> [Required work] Reproduce, without alteration, every line of the data; exclude the images.

> [Items from an interface collection]
*** Block opens ***
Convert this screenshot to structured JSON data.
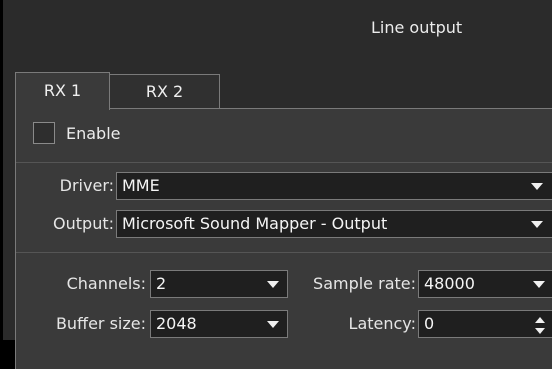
{
  "group": {
    "title": "Line output"
  },
  "tabs": [
    {
      "label": "RX 1",
      "active": true
    },
    {
      "label": "RX 2",
      "active": false
    }
  ],
  "enable": {
    "label": "Enable",
    "checked": false
  },
  "driver": {
    "label": "Driver:",
    "value": "MME"
  },
  "output": {
    "label": "Output:",
    "value": "Microsoft Sound Mapper - Output"
  },
  "channels": {
    "label": "Channels:",
    "value": "2"
  },
  "sample_rate": {
    "label": "Sample rate:",
    "value": "48000"
  },
  "buffer_size": {
    "label": "Buffer size:",
    "value": "2048"
  },
  "latency": {
    "label": "Latency:",
    "value": "0"
  },
  "icons": {
    "dropdown": "chevron-down-icon",
    "spin": "spin-arrows-icon"
  },
  "colors": {
    "background": "#2b2b2b",
    "panel": "#3a3a3a",
    "field": "#1f1f1f",
    "border": "#7a7a7a",
    "text": "#e8e8e8"
  }
}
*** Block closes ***
> [Solved problem]
Convert this screenshot to structured JSON data.
{
  "group": {
    "title": "Line output"
  },
  "tabs": [
    {
      "label": "RX 1",
      "active": true
    },
    {
      "label": "RX 2",
      "active": false
    }
  ],
  "enable": {
    "label": "Enable",
    "checked": false
  },
  "driver": {
    "label": "Driver:",
    "value": "MME"
  },
  "output": {
    "label": "Output:",
    "value": "Microsoft Sound Mapper - Output"
  },
  "channels": {
    "label": "Channels:",
    "value": "2"
  },
  "sample_rate": {
    "label": "Sample rate:",
    "value": "48000"
  },
  "buffer_size": {
    "label": "Buffer size:",
    "value": "2048"
  },
  "latency": {
    "label": "Latency:",
    "value": "0"
  },
  "icons": {
    "dropdown": "chevron-down-icon",
    "spin": "spin-arrows-icon"
  },
  "colors": {
    "background": "#2b2b2b",
    "panel": "#3a3a3a",
    "field": "#1f1f1f",
    "border": "#7a7a7a",
    "text": "#e8e8e8"
  }
}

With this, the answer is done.